Governors Urged To Coordinate Training Funds
Washington--In the absence of a coherent federal industrial policy, one of the biggest challenges facing the nation's governors in the coming year is to develop state policies that coordinate resources available through the educational system with federally funded employment and training programs, Gov. Richard F. Celeste of Ohio said here last week.
Speaking at a policy conference on employment and training sponsored by the National Governors' Association, Governor Celeste asserted that the states have been "left holding the bag" without a federal policy. "My sense is there's not much interest in forging a coherent [national] policy that encourages economic development," he added.
The Job Training Partnership Act, which was enacted by the Congress in October 1982 to replace the Comprehensive Employment and Training Act, forces state and local governments to coordinate their training efforts to eliminate program duplication, Mr. Celeste continued.
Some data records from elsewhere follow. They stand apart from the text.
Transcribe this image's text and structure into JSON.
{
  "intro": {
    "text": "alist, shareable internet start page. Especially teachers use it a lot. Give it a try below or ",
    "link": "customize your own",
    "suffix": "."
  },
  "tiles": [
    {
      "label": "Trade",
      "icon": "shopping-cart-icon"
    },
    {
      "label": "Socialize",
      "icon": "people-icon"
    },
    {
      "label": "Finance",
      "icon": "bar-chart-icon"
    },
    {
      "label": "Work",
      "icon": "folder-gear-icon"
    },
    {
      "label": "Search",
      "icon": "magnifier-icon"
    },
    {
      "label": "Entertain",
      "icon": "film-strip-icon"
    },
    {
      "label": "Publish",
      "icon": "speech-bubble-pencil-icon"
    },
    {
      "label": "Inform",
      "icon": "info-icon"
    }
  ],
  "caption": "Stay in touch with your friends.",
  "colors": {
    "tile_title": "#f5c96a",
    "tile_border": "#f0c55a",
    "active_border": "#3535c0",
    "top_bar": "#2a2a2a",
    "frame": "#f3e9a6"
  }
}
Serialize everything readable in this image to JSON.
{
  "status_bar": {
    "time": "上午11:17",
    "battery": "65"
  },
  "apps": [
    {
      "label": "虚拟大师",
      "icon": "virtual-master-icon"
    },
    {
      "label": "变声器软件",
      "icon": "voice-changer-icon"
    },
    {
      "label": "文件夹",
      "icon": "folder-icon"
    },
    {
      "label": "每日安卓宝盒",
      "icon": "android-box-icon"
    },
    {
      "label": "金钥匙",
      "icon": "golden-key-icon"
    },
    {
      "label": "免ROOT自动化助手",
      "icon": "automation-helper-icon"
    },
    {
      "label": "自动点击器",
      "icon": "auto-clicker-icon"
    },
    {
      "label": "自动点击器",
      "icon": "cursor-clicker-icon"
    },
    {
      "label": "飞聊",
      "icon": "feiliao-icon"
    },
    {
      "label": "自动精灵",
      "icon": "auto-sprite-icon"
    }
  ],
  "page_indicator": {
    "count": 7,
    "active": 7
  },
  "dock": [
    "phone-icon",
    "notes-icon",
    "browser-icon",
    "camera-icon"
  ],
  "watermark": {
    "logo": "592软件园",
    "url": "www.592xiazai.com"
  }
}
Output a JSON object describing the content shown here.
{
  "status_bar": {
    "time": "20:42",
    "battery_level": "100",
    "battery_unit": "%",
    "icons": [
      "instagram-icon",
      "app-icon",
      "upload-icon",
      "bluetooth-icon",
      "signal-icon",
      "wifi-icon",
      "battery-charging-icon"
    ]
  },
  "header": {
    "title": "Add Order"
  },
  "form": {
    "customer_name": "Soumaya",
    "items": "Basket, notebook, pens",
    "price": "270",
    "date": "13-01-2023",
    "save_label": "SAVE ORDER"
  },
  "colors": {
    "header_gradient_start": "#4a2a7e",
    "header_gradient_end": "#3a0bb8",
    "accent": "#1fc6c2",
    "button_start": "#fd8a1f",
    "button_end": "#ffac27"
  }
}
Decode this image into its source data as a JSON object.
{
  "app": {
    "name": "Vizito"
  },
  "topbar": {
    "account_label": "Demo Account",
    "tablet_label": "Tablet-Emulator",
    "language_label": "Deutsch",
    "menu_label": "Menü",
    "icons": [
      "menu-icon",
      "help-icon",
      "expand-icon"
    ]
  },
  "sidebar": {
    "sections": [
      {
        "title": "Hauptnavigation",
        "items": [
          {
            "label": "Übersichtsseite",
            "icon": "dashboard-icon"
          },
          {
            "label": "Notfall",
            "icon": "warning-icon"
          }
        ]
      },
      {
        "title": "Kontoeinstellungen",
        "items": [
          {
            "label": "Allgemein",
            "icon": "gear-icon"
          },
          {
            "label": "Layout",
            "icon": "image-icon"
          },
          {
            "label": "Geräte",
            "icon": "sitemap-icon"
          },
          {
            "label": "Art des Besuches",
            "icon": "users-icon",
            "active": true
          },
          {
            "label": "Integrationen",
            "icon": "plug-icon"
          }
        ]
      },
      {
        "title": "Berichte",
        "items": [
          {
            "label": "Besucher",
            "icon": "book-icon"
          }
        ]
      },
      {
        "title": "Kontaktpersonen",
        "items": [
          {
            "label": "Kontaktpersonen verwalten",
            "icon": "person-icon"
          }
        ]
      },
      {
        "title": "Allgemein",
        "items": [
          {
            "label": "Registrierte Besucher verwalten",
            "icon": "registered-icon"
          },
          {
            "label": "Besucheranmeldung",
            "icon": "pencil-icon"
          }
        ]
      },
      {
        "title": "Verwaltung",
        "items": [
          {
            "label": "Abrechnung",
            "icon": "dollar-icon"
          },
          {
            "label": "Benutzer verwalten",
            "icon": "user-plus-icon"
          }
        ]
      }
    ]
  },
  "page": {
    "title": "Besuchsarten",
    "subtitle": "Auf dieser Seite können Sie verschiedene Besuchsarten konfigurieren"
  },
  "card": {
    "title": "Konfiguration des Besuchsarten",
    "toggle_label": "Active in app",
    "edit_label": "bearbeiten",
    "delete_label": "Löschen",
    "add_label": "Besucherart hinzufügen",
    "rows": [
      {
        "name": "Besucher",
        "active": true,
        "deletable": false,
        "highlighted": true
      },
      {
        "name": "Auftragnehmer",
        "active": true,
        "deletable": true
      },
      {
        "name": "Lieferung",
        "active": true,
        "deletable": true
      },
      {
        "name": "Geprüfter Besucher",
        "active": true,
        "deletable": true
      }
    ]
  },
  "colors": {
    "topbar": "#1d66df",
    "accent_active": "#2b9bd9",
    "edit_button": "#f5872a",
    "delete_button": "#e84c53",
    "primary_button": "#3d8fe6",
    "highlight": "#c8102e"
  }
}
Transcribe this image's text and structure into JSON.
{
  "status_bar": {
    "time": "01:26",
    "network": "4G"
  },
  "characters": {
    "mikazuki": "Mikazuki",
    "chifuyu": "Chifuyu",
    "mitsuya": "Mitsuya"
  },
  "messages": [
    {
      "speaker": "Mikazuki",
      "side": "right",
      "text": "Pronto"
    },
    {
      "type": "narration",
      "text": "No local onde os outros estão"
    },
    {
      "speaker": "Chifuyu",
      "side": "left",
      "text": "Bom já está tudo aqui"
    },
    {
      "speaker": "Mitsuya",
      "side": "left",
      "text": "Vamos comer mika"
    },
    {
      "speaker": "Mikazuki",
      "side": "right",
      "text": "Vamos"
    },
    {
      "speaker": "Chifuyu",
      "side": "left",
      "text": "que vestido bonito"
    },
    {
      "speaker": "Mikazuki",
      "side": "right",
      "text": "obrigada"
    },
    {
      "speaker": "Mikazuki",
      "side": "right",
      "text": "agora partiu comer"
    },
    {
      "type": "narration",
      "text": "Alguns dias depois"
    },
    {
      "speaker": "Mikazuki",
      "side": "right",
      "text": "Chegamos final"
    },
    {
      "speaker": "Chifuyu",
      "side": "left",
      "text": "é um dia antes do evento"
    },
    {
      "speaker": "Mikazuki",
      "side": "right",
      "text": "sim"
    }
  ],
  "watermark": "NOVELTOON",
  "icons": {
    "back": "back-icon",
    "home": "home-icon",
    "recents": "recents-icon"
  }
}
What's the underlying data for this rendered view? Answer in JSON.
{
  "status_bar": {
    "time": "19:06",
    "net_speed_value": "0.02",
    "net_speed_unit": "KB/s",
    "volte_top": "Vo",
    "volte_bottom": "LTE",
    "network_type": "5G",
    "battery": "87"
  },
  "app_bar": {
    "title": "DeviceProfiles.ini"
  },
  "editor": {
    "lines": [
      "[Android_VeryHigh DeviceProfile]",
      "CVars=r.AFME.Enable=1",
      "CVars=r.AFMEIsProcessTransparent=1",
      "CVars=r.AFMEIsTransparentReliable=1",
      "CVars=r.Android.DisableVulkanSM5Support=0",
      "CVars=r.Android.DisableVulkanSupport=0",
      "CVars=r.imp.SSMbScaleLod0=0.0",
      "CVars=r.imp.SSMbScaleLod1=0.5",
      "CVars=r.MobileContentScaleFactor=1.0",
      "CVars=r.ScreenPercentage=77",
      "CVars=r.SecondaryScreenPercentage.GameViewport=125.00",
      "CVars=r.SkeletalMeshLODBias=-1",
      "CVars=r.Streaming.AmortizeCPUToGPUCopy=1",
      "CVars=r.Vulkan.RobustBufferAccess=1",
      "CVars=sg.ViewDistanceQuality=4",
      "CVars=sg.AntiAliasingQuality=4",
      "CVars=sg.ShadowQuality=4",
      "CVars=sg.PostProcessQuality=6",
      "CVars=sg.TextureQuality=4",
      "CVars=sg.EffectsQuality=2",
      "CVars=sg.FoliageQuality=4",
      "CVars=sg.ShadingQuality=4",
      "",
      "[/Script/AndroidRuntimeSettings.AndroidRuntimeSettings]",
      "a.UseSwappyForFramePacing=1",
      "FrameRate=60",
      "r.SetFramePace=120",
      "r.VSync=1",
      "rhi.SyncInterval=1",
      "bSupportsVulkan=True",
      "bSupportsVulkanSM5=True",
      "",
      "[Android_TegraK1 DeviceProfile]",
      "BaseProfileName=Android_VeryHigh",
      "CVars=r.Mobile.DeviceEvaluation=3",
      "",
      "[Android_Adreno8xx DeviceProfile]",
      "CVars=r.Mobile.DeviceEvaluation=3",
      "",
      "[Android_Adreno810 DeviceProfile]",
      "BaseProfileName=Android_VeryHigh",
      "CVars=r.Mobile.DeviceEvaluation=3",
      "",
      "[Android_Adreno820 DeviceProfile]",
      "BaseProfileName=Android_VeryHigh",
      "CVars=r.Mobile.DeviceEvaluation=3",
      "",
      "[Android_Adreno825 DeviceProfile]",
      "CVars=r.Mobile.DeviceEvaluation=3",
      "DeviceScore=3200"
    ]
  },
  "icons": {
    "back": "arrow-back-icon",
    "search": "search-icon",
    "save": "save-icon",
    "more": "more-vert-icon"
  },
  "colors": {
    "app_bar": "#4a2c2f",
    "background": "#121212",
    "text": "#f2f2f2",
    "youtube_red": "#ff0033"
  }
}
But in the face of structural unemployment caused by major shifts in the economy, he said, "job training is an essential ingredient and not a sufficient strategy alone."
In the challenge to meet the training and retraining needs of some 9 million unemployed workers, the Ohio Democrat said the states must also find ways of involving small businesses that studies show will be hiring the bulk of workers in the future. And they must explore ways of making support services available to those participating in education and training programs.
A limited amount of money is available for stipends to trainees under federal law, but few states are taking advantage of that provision, according to Congressional aides attending the conference.
Other speakers were scheduled to address such topics as "education for economic growth" and mainstreaming youths into jobs. A discussion of the states' implementation of the Job Training Partnership Act, which officially took effect on Oct. 1, was also planned.
According to Susan Grayson McGuire, staff director of the House Subcommittee on Employment Opportunities, many states are adhering to the new legislation's requirement that training efforts be coordinated and are using it as a way to find new approaches to employment and training. She suggested that the program is improving because states are making more effective use of their own resources at a time when federal support is declining.
Jan Lilja, an employment, education, and social-services analyst for the Senate Budget Committee, predicted that the declining unemployment rate will lead to less emphasis on employment and training in the fiscal 1985 budget.
A reduction in next year's appropriations, added Richard Praeger Jr., human-resources analyst for the House Budget Committee, could also result from the budget deficit.